# [WORK TO BE COMPLETED]
Could you write the entries out again, exactly as they are?

# [GIVEN INFORMATION]
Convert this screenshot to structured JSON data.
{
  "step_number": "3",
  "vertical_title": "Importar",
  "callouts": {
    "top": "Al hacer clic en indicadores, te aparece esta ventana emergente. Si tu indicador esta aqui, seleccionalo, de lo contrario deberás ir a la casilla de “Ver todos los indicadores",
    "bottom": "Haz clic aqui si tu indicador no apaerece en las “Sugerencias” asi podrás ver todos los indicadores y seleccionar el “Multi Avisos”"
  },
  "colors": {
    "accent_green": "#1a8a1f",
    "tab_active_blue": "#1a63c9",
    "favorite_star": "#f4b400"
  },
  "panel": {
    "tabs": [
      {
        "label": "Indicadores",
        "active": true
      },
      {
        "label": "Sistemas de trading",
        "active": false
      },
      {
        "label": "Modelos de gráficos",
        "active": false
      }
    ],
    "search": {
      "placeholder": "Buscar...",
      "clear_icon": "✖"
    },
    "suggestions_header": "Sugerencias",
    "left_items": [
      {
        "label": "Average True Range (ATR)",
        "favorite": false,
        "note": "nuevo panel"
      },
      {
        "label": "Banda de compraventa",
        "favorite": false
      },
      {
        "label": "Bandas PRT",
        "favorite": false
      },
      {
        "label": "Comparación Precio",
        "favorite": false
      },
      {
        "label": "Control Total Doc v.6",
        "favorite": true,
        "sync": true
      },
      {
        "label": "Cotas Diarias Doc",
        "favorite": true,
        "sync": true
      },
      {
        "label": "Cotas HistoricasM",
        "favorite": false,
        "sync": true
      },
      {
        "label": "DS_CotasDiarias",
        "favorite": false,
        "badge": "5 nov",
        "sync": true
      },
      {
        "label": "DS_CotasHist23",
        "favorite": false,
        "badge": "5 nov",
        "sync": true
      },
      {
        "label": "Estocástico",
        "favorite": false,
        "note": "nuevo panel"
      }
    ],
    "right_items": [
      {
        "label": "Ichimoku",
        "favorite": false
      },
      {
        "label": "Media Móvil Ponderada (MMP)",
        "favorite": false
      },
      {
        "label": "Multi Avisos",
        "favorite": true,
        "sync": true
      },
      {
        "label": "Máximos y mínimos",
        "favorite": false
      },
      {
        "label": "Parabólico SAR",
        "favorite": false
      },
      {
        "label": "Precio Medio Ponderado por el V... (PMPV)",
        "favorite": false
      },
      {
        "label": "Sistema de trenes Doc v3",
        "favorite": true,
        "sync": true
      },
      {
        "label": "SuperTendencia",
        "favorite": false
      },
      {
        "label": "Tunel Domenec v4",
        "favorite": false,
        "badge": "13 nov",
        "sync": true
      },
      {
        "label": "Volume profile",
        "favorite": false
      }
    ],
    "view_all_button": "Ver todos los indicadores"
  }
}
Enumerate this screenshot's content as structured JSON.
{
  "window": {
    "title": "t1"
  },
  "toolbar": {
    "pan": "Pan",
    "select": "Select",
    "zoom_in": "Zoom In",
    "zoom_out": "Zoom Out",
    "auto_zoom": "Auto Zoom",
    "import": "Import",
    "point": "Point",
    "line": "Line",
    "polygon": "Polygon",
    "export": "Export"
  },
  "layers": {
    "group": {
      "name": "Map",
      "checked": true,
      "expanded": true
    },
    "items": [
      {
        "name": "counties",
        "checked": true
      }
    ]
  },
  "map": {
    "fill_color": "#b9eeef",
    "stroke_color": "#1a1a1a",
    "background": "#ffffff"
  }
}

# [EXERCISE SOLUTION]
Convert this screenshot to structured JSON data.
{
  "step_number": "3",
  "vertical_title": "Importar",
  "callouts": {
    "top": "Al hacer clic en indicadores, te aparece esta ventana emergente. Si tu indicador esta aqui, seleccionalo, de lo contrario deberás ir a la casilla de “Ver todos los indicadores",
    "bottom": "Haz clic aqui si tu indicador no apaerece en las “Sugerencias” asi podrás ver todos los indicadores y seleccionar el “Multi Avisos”"
  },
  "colors": {
    "accent_green": "#1a8a1f",
    "tab_active_blue": "#1a63c9",
    "favorite_star": "#f4b400"
  },
  "panel": {
    "tabs": [
      {
        "label": "Indicadores",
        "active": true
      },
      {
        "label": "Sistemas de trading",
        "active": false
      },
      {
        "label": "Modelos de gráficos",
        "active": false
      }
    ],
    "search": {
      "placeholder": "Buscar...",
      "clear_icon": "✖"
    },
    "suggestions_header": "Sugerencias",
    "left_items": [
      {
        "label": "Average True Range (ATR)",
        "favorite": false,
        "note": "nuevo panel"
      },
      {
        "label": "Banda de compraventa",
        "favorite": false
      },
      {
        "label": "Bandas PRT",
        "favorite": false
      },
      {
        "label": "Comparación Precio",
        "favorite": false
      },
      {
        "label": "Control Total Doc v.6",
        "favorite": true,
        "sync": true
      },
      {
        "label": "Cotas Diarias Doc",
        "favorite": true,
        "sync": true
      },
      {
        "label": "Cotas HistoricasM",
        "favorite": false,
        "sync": true
      },
      {
        "label": "DS_CotasDiarias",
        "favorite": false,
        "badge": "5 nov",
        "sync": true
      },
      {
        "label": "DS_CotasHist23",
        "favorite": false,
        "badge": "5 nov",
        "sync": true
      },
      {
        "label": "Estocástico",
        "favorite": false,
        "note": "nuevo panel"
      }
    ],
    "right_items": [
      {
        "label": "Ichimoku",
        "favorite": false
      },
      {
        "label": "Media Móvil Ponderada (MMP)",
        "favorite": false
      },
      {
        "label": "Multi Avisos",
        "favorite": true,
        "sync": true
      },
      {
        "label": "Máximos y mínimos",
        "favorite": false
      },
      {
        "label": "Parabólico SAR",
        "favorite": false
      },
      {
        "label": "Precio Medio Ponderado por el V... (PMPV)",
        "favorite": false
      },
      {
        "label": "Sistema de trenes Doc v3",
        "favorite": true,
        "sync": true
      },
      {
        "label": "SuperTendencia",
        "favorite": false
      },
      {
        "label": "Tunel Domenec v4",
        "favorite": false,
        "badge": "13 nov",
        "sync": true
      },
      {
        "label": "Volume profile",
        "favorite": false
      }
    ],
    "view_all_button": "Ver todos los indicadores"
  }
}
Enumerate this screenshot's content as structured JSON.
{
  "window": {
    "title": "t1"
  },
  "toolbar": {
    "pan": "Pan",
    "select": "Select",
    "zoom_in": "Zoom In",
    "zoom_out": "Zoom Out",
    "auto_zoom": "Auto Zoom",
    "import": "Import",
    "point": "Point",
    "line": "Line",
    "polygon": "Polygon",
    "export": "Export"
  },
  "layers": {
    "group": {
      "name": "Map",
      "checked": true,
      "expanded": true
    },
    "items": [
      {
        "name": "counties",
        "checked": true
      }
    ]
  },
  "map": {
    "fill_color": "#b9eeef",
    "stroke_color": "#1a1a1a",
    "background": "#ffffff"
  }
}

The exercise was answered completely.